With their production “Rent” being questioned, Conway is not sure how the Aug. 11 meeting is going to go.
“Currently we’re enjoying the amount of support that not just the community within Summerville, but the community throughout South Carolina have given us,” Conway said. “A lot of people have asked what they can do, how they can support us, and right now we’re just saying, ‘Making your voice heard’ is what we’re really asking for.”
Conway said the Flowertown Players believes the majority of people in the area approved of “Rent” and thought it was a good show to produce. Conway said close to 2,000 people showed up for the show, and probably fewer than 20 walked out at intermission.
“So 1 percent is certainly a minority in regards to that,” he said. “I had the fortune to sit down with a couple of people who didn’t approve of the show – or had walked out at intermission. They contacted me immediately after the show and expressed their opinion and their concern, and I was able to sit down with them and talk to them and while some of them said, ‘It’s just not my cup of tea,’ a couple of them said ‘I wish I had stuck around and seen the second half.’”
Jenkins had said he did not approve of the language in “Rent.” Conway said he would like to explain to council members that it’s actually illegal to edit out language from a performance, saying it contravenes copyright law.
“In any published copywritten work it is illegal to add, cut or edit – period,” he said.
Councilman Walter Bailey said he thinks the council will vote to reinstate the funds, but he himself would like the Flowertown Players to be more family-oriented in its productions.

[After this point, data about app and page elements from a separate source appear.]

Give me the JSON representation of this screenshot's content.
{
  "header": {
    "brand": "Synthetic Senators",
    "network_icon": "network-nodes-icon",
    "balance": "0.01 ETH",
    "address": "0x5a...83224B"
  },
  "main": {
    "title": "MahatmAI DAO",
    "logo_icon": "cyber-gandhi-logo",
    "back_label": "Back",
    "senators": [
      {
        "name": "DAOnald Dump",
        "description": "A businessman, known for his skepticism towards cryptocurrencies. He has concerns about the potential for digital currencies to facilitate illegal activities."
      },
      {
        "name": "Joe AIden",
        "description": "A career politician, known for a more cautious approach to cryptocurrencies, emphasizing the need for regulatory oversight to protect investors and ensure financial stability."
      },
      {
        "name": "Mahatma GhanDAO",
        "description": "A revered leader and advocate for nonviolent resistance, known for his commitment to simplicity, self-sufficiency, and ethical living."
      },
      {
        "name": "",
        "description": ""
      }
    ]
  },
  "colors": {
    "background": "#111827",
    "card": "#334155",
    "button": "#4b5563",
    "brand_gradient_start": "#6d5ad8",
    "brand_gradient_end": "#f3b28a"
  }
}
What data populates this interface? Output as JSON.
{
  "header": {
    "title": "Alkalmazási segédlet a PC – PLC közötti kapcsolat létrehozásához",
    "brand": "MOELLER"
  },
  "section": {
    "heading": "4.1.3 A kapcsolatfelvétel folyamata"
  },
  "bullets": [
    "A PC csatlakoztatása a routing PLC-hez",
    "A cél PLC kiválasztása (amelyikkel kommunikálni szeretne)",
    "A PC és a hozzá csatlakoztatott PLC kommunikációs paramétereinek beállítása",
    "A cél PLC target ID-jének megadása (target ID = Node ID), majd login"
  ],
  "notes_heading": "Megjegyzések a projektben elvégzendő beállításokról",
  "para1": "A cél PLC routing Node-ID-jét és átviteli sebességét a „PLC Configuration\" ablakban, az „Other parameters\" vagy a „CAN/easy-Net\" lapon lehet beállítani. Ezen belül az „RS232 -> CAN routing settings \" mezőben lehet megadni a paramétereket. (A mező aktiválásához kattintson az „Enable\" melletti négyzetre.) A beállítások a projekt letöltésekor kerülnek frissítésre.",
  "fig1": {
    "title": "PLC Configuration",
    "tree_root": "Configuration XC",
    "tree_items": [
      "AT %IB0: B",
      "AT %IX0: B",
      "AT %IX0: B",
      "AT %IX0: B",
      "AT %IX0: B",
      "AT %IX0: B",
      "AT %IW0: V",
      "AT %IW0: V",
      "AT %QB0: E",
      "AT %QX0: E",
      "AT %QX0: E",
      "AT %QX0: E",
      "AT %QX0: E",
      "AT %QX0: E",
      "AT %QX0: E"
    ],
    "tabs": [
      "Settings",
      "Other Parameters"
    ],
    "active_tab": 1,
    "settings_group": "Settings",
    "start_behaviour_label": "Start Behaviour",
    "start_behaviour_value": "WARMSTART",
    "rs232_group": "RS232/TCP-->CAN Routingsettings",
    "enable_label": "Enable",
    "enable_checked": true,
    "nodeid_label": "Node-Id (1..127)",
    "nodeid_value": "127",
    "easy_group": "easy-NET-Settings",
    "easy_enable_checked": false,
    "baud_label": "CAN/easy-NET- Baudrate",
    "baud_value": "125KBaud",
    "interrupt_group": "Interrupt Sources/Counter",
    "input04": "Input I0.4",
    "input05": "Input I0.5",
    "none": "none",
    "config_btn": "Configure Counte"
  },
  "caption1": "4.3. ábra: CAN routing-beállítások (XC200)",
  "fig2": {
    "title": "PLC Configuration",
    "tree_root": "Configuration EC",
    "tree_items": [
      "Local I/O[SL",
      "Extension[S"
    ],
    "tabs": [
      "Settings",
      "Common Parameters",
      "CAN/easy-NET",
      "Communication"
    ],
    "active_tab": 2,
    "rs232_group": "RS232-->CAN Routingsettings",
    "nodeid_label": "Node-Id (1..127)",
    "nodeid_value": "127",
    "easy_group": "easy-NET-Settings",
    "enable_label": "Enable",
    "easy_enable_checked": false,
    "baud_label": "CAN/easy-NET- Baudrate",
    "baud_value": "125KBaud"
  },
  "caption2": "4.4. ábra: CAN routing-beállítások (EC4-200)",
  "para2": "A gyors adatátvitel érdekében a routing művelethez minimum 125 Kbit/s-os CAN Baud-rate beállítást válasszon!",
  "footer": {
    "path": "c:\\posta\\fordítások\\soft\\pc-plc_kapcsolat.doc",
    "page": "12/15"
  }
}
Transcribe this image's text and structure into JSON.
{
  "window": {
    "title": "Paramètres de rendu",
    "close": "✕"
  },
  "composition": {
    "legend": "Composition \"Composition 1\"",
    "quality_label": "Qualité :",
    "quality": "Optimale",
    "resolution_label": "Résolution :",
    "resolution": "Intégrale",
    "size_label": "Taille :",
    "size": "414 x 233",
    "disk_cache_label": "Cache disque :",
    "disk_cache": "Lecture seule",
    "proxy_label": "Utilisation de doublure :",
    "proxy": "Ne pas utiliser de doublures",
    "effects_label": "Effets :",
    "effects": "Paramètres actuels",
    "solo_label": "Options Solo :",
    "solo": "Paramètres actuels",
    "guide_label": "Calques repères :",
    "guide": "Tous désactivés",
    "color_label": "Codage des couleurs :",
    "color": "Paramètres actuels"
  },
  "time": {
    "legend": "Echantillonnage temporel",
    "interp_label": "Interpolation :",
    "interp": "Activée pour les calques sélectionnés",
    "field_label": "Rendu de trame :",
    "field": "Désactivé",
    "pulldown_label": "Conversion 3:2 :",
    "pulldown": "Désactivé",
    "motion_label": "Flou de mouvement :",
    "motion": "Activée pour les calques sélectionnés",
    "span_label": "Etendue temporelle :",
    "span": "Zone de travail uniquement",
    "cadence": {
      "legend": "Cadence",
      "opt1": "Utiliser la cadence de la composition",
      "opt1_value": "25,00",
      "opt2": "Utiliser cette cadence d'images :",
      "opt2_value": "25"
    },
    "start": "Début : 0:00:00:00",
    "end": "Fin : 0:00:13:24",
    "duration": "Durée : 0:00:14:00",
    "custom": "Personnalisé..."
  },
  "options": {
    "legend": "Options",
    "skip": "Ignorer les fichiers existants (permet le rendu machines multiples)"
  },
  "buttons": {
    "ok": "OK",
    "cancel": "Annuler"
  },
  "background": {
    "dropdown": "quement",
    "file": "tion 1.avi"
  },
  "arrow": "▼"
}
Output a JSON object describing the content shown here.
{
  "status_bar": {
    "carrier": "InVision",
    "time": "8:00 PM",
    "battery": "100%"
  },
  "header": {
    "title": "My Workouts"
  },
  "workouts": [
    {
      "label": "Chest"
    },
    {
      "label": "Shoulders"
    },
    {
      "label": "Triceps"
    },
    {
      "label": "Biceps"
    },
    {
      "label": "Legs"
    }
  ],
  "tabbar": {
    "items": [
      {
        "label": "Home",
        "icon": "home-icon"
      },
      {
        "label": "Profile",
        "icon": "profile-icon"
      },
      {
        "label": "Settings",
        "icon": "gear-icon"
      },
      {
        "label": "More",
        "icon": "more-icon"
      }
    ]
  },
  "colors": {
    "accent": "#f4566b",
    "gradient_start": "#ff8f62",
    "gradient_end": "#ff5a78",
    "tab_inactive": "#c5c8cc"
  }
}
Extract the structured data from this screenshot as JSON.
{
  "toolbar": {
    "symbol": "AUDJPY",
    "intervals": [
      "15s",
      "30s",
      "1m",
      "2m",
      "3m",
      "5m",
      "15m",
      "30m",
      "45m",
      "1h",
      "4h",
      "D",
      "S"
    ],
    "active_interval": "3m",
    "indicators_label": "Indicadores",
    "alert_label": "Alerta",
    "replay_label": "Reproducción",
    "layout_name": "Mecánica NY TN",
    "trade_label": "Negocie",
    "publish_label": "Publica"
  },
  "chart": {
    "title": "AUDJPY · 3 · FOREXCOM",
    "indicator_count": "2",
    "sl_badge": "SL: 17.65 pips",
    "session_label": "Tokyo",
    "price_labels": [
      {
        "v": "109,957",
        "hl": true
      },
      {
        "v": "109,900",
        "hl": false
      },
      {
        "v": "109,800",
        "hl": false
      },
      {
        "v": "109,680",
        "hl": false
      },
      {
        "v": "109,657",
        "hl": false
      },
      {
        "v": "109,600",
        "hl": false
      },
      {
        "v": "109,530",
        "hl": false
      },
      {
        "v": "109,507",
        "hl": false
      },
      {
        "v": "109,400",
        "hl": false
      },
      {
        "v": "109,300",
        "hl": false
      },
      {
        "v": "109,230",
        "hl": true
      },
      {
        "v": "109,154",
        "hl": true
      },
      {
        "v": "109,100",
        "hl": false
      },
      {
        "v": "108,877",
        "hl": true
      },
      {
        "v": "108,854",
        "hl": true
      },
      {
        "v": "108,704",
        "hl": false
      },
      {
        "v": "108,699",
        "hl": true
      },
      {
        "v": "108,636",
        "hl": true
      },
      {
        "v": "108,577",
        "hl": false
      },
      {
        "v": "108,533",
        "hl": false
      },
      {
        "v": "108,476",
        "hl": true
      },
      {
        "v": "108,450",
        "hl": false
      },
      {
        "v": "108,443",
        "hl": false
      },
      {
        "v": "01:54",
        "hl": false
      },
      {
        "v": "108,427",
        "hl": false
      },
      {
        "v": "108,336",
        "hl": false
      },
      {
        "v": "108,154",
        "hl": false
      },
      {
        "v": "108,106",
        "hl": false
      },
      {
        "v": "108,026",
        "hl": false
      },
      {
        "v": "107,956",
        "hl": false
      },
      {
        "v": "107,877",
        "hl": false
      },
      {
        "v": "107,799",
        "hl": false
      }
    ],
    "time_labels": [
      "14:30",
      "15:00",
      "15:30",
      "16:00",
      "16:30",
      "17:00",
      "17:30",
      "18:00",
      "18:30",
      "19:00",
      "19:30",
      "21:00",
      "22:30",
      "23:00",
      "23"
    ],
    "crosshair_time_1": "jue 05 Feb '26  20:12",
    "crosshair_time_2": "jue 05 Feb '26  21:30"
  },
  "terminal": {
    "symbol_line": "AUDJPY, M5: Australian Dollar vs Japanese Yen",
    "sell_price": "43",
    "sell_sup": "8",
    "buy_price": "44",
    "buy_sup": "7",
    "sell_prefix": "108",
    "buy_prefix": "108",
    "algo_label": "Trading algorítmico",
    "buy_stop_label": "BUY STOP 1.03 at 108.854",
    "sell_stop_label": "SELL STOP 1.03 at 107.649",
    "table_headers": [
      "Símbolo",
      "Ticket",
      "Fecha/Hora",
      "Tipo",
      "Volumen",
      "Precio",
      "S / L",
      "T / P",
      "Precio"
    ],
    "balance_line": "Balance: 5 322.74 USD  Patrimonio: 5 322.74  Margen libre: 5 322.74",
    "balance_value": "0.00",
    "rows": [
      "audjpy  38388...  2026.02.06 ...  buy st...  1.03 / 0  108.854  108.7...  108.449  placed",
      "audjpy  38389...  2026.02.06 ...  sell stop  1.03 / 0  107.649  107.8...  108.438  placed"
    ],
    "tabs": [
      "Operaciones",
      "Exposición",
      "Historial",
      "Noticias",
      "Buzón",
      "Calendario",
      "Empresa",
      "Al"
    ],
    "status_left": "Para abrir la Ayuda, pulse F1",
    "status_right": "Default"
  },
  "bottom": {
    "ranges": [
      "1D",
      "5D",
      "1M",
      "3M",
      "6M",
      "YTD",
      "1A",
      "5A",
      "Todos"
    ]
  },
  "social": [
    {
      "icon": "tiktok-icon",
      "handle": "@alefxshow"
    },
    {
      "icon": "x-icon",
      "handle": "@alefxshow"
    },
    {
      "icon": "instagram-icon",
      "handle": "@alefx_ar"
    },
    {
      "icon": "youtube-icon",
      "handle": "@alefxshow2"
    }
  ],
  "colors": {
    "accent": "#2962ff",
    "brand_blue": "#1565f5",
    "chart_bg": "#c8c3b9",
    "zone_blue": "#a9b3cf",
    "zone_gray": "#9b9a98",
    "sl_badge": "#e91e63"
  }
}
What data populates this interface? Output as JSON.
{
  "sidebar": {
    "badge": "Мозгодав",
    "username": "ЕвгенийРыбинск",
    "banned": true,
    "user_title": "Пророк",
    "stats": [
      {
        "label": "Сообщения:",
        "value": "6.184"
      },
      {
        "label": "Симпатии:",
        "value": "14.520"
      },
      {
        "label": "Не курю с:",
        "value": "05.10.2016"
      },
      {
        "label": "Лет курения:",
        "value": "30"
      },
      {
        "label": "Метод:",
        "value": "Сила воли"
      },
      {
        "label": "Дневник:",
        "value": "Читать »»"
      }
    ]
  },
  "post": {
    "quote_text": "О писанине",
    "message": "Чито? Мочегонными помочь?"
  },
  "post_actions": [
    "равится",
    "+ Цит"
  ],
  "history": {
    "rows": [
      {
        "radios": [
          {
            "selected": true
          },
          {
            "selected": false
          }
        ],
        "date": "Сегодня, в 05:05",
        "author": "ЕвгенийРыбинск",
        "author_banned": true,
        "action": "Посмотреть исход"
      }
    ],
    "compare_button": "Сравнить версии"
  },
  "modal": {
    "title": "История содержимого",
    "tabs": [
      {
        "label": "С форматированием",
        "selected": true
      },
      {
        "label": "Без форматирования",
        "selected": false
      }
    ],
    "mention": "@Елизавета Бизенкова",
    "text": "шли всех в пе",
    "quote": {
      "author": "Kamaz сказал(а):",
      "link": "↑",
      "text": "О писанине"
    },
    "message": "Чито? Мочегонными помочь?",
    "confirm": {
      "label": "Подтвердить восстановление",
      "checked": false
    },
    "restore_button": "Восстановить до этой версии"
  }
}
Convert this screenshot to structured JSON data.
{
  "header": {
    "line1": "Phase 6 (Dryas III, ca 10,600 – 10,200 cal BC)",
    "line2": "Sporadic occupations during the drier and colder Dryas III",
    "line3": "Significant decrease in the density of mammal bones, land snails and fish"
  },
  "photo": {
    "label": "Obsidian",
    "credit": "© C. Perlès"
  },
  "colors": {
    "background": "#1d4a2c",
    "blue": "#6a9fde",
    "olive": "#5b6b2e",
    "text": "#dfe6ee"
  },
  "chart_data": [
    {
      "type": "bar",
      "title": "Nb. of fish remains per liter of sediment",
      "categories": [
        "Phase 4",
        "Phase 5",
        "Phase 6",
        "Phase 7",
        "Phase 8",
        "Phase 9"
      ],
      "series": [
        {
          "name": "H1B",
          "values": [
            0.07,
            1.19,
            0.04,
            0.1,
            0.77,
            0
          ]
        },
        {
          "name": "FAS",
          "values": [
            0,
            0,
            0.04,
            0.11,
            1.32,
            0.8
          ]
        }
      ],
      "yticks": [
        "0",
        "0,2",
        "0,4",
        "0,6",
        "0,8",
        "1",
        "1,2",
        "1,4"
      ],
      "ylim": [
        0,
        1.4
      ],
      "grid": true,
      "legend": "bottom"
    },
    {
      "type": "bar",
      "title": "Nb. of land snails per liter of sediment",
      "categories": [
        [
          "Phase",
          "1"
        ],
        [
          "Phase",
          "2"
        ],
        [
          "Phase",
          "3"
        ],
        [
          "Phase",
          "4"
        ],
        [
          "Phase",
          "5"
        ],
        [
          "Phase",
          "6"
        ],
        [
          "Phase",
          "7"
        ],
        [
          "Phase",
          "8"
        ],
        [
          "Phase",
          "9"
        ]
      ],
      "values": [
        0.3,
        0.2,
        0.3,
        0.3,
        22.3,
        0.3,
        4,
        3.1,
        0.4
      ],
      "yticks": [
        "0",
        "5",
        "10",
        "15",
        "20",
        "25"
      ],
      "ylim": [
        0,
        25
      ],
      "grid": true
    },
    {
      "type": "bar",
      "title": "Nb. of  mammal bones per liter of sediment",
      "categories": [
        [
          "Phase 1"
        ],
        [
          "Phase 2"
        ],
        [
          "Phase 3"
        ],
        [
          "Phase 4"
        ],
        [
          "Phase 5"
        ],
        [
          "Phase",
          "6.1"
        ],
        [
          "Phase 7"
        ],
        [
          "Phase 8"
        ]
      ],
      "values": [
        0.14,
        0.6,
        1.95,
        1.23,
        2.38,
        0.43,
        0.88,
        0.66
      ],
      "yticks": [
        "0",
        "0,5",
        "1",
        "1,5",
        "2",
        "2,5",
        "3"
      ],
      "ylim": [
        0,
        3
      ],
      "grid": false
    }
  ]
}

“We need to get the best bang for the bucks we distribute,” he said. “If they don’t want to cooperate with where we think they should be focusing, which is a family-type focus, then I think they should lose the money.”
Conway said “Rent” cost the theater about $15,000 to produce – money that had to be paid before the show even opened.
“If we put $15,000 into a show like ‘Rent’ and they find out that we omitted language, or changed language, or cut language, they’re going to shut us down and say ‘you can’t do this performance’ and they’re going to revoke our license,” he said. “And then we’ve lost not only the $15,000 we already paid out, we also have to return all the ticket sales we’ve already brought in. So it’s just not worth the risk.
“And it’s also, to a large degree, unethical to change an authors’ week,” Conway added. “They put as much time, if not more, into the words that they write than we do in putting on the production.”
Conway said this past January was the first time Flowertown Players performed “Rent;” however, the theater has produced “Rocky Horror Picture Show” twice and “nobody said anything about that.”
Conway thinks their chances of getting their funds are about “50/50.”
“I understand that Councilman Jenkins did not care for the language in the show – I understand that language is not for everyone,” he said. “But it’s part of the show and it’s not something where you can take one, and leave the other. Authors use language to create character. When someone speaks a certain way, you make an assumption and decision in your mind about that person. If someone uses that kind of language, you’re going to think that person grew up in this kind of way, lives this kind of life, and that’s the reason that that language is there – because that does show that very quickly.”
Councilman Aaron Brown said he is not opposed to the Flowertown Players receiving funds, and believes most of the council members “appear inclined” to give them that money.
“We want to help them,” he said. “We are not opposed to helping the Flowertown Players. They need us and we need them. We need to work out a way forward.”
Councilman Bob Jackson said he plans to vote to fund the Flowertown Players, and feels a majority of the council will vote in favor as well.
“I think we talk to them and tell them what we like and maybe they’ll respect that,” he said, adding that since apparently a lot of people liked the production, there will likely be a lot of people at that meeting.
“Somehow I think we’ll have a crowd,” he said.